# Find all Dirichlet characters modulo $p$

In my elementary number theory class we define the following:

Let $p$ be a prime, and let $\mathbb{Z}_p^*$ relatively prime residues modulo $p$. A Dirichlet character modulo $p$ is defined as a function $\chi:\mathbb{Z}_p^*\to\mathbb{C}\setminus\{0\}$ such that for all $m,n\in\mathbb{Z}_p^*$ $$\chi(mn) = \chi(m)\chi(n)$$

I am asked to find all Dirichlet characters modulo $p$. I do not really understand how should I do that. I have found out that for all $x\in\mathbb{Z}_p^*$ $$\chi(x) = e^{\frac{2\pi i k}{p-1}}$$

but I don't think that seals the deal. I am looking for leads to prove it with elementary tools without group theory.

• All Dirichlet characters modulo $p$ form a group, which is isomorphic to $\mathbb{Z}_p^*$. So you have $\chi_1,\chi,\chi^2,\ldots, \chi^{p-1}$. – Dietrich Burde May 16 '16 at 19:14
• @DietrichBurde In my elementary number theory class we did not talk about groups and isomorphisms, so I assume elementary way to show this. Are you familiar with one? – Joshhh May 16 '16 at 19:17
• Yes, I am, see the answer. You need to talk about groups and group homomorphisms to be able to talk about $\mathbb{Z}_p^*$ and Dirichlet characters. – Dietrich Burde May 16 '16 at 19:24

Theorem $6.8$ in Tom Apostol's book "Introduction to Analytic Number Theory" says
Theorem: A finite abelian group $G$ of order $n$ has exactly $n$ distinct characters.
The proof is completely elementary, but too long to reproduce it here. It follows that there are exactly $\phi(k)$ different Dirichlet characters modulo $k$. For $k=p$ prime we have $\phi(p)=p-1$.
• OK so I have established that there are $p-1$ characters, how do I find them all? – Joshhh May 16 '16 at 19:32
• Just find a non-trivial one, say $\chi$. Then all others are powers of it, see the comment above. – Dietrich Burde May 16 '16 at 19:32
• How can you compose one character on another?

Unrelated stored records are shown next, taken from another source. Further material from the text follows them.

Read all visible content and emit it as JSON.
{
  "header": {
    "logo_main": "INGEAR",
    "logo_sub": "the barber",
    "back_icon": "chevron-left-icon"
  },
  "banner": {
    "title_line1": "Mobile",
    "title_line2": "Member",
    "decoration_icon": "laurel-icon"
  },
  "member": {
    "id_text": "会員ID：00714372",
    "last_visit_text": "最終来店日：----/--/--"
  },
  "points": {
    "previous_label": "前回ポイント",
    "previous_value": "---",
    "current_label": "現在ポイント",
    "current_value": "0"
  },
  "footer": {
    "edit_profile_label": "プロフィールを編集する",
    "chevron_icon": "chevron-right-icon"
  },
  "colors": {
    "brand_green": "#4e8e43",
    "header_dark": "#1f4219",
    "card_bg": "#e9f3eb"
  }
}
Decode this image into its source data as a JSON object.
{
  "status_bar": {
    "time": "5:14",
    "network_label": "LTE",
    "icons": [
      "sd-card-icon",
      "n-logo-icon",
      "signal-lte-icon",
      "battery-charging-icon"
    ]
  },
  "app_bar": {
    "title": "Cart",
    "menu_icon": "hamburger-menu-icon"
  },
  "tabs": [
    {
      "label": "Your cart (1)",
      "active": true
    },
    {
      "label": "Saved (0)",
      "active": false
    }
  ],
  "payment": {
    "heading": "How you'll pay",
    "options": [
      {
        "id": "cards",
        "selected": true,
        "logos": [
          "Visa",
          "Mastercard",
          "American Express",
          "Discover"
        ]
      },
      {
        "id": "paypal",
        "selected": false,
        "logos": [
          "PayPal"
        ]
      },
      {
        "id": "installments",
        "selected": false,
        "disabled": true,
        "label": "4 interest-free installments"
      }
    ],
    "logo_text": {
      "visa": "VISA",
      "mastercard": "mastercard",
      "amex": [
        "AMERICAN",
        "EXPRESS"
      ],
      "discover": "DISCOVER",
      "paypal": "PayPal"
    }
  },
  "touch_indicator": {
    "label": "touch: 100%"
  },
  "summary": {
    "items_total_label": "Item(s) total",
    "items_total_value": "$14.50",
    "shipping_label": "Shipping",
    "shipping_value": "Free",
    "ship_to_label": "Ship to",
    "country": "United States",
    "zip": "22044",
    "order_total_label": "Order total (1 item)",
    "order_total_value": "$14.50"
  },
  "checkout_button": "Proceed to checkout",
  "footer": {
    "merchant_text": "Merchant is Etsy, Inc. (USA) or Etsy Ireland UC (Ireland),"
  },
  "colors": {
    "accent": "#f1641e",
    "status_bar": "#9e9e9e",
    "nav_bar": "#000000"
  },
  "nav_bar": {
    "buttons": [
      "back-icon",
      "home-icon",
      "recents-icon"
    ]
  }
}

If $\chi(x) = i$, what is $\chi^2(x)$? – Joshhh May 16 '16 at 19:35
• The composition $\chi\circ \psi$ is defined by $(\chi\circ \psi) (n)=\chi(n)\psi(n)$. – Dietrich Burde May 16 '16 at 19:40